Tsechu (literally "day ten") are annual religious Bhutanese festivals held in each district or dzongkhag of Bhutan on the tenth day of a month of the lunar Tibetan calendar. The month depends on the place, but usually is around the time of October. Tsechus are religious festivals of Drukpa Buddhism. The Thimphu tsechu and tha Paro tsechu are among the biggest of the tsechus in terms of participation and audience. Tsechus are large social gatherings, which perform the function of social bonding among people of remote and spread-out villages. Large markets also congregate at the fair locations, leading to brisk commerce.

The focal point of the tsechus are the sacred Cham Dances, which are banned in neighbouring Tibet.[citation needed] These costumed, masked dances typically are moral vignettes, or based on incidents from the life of the 9th century Nyingmapa teacher Padmasambhava and other saints.

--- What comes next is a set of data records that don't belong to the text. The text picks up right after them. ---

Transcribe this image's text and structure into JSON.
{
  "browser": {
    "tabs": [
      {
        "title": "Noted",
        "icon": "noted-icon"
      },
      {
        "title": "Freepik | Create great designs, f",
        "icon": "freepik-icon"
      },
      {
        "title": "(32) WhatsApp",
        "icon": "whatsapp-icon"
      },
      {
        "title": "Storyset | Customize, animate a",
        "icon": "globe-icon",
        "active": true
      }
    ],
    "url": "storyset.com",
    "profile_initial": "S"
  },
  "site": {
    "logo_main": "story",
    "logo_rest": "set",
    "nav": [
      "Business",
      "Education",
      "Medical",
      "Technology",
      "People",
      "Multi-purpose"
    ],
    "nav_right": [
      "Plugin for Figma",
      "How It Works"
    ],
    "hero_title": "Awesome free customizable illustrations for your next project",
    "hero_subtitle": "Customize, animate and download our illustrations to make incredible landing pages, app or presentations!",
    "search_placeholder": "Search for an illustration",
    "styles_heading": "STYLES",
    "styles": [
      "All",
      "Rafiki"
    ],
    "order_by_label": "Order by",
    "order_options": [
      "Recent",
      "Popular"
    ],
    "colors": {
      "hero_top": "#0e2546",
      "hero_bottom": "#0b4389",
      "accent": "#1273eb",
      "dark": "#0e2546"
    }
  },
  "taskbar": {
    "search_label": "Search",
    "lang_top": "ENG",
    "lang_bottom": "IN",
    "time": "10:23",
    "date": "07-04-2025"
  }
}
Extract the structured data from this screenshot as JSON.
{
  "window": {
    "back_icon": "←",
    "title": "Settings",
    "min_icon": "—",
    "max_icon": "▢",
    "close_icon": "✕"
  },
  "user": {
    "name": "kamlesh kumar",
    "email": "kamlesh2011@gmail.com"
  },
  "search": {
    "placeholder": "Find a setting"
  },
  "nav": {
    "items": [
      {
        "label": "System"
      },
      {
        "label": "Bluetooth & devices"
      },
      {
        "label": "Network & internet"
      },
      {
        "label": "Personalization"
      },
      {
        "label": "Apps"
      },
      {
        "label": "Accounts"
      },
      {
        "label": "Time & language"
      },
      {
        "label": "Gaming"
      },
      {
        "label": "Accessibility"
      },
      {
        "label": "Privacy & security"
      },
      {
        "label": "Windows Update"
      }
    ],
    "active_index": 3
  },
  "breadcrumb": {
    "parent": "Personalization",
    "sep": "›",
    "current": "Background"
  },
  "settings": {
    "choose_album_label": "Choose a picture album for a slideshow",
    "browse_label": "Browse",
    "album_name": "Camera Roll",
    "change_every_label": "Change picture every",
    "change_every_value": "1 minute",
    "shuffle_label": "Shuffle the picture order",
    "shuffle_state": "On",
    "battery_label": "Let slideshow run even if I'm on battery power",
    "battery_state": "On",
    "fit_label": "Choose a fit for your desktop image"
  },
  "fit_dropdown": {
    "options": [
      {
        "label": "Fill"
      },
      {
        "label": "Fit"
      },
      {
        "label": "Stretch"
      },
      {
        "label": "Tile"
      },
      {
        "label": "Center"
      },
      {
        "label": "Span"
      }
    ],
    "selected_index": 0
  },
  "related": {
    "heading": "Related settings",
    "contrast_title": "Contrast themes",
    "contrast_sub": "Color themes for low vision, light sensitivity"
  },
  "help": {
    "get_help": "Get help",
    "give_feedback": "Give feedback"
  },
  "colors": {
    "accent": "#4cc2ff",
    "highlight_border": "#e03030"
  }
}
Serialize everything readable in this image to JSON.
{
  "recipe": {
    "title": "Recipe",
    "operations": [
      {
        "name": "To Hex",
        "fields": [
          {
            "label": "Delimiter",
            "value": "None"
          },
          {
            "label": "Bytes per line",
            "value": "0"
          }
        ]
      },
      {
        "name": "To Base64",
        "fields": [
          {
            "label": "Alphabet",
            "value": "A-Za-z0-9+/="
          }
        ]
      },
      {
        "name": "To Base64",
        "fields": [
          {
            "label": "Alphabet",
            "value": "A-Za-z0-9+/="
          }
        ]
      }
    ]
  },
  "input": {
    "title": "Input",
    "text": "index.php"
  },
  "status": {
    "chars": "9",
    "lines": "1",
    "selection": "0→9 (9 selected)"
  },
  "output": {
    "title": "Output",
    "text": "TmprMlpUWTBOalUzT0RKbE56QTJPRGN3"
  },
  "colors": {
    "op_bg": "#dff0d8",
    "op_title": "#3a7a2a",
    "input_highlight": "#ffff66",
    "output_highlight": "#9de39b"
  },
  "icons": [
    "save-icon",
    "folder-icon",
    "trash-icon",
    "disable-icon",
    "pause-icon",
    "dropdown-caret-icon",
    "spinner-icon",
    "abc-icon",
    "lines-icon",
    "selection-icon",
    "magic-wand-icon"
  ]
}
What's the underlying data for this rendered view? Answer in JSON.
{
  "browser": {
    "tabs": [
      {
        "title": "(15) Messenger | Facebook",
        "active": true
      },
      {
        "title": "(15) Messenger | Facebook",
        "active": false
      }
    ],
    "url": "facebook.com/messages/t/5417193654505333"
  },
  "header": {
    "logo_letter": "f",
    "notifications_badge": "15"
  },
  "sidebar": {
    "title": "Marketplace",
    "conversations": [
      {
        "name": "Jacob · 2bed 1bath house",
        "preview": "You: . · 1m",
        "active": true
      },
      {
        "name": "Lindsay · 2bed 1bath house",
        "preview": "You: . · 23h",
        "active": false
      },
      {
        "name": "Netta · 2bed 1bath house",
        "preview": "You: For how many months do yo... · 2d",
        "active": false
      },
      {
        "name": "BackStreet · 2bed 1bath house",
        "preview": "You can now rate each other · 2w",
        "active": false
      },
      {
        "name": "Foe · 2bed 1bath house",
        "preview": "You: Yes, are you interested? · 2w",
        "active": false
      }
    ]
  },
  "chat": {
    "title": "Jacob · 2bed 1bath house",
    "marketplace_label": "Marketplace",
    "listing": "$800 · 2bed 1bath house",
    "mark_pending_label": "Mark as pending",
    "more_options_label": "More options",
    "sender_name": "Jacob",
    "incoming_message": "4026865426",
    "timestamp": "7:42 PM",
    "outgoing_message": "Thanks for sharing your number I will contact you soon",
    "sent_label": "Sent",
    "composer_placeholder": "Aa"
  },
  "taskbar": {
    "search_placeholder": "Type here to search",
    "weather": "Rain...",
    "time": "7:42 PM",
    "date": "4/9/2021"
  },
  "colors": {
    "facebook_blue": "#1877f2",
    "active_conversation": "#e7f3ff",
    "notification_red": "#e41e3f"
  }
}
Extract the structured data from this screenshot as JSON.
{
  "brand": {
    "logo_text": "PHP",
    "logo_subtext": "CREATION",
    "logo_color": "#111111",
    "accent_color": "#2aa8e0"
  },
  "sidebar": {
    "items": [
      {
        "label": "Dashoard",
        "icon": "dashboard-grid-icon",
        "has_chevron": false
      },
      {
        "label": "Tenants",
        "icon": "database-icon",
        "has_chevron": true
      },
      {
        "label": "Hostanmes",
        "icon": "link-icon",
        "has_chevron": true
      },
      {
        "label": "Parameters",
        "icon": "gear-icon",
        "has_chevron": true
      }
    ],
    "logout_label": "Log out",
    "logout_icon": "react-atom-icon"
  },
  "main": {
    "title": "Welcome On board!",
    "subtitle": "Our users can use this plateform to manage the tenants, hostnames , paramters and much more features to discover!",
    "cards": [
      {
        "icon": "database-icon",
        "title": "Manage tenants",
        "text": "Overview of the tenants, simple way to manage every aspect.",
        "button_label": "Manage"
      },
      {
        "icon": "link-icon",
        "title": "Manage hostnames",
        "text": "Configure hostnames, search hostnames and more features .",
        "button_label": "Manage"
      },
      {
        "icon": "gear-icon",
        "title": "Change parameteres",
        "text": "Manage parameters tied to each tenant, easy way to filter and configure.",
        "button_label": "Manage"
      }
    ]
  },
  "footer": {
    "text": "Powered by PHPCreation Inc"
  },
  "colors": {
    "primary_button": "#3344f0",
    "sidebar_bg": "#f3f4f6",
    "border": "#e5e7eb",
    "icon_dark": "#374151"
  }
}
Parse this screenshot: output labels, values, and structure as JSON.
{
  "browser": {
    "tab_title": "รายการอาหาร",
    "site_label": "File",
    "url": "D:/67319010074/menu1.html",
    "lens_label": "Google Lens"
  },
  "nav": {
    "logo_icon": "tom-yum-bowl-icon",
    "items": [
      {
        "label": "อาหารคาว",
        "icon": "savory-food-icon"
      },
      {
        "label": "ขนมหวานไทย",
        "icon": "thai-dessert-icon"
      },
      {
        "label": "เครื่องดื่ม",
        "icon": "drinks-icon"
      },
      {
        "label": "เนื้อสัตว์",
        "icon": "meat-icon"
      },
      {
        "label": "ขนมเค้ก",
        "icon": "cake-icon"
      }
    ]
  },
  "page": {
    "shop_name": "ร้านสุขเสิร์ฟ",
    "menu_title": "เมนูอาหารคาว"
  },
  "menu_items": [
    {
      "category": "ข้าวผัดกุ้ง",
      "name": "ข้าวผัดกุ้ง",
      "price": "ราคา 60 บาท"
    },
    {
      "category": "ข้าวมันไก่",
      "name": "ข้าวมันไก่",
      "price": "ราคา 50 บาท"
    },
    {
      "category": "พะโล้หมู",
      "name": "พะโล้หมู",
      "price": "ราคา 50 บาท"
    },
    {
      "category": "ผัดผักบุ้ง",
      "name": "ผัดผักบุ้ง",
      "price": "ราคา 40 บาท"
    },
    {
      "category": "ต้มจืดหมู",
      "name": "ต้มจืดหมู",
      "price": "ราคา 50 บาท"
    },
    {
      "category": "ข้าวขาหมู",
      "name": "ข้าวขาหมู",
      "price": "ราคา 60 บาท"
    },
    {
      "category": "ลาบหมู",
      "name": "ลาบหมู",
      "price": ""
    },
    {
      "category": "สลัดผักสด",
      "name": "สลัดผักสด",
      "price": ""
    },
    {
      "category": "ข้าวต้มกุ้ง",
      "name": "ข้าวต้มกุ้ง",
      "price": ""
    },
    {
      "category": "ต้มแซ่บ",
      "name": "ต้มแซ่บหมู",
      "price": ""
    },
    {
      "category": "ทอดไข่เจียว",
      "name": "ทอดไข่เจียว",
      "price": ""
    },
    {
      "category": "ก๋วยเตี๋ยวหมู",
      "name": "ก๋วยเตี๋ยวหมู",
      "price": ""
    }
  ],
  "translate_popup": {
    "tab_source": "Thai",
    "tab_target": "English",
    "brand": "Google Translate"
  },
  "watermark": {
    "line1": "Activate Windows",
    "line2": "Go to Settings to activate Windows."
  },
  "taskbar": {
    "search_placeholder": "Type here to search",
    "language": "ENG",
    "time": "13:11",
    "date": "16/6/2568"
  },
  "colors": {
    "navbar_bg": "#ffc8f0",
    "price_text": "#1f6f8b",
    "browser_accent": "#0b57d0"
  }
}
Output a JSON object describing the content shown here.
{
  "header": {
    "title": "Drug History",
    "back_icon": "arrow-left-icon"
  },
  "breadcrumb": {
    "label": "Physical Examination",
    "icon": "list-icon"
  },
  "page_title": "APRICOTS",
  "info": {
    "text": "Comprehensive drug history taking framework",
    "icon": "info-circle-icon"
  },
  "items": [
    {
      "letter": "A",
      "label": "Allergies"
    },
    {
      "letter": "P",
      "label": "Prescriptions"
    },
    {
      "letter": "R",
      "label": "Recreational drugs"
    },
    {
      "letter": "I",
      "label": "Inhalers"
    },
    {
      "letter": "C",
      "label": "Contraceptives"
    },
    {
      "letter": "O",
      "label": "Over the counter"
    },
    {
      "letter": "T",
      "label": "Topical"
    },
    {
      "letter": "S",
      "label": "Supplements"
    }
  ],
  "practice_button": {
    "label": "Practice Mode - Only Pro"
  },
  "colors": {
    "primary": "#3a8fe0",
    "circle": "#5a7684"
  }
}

Most tsechus also feature the unfurling of a thongdrel (or thangka) - a large tapestry typically depicting a seated Guru Rinpoche surrounded by holy beings, the mere viewing of which is said to cleanse the viewer of sin. The thongdrel is unrolled before dawn and rolled up by morning.

Information based on http://en.wikipedia.org/wiki/Tsechu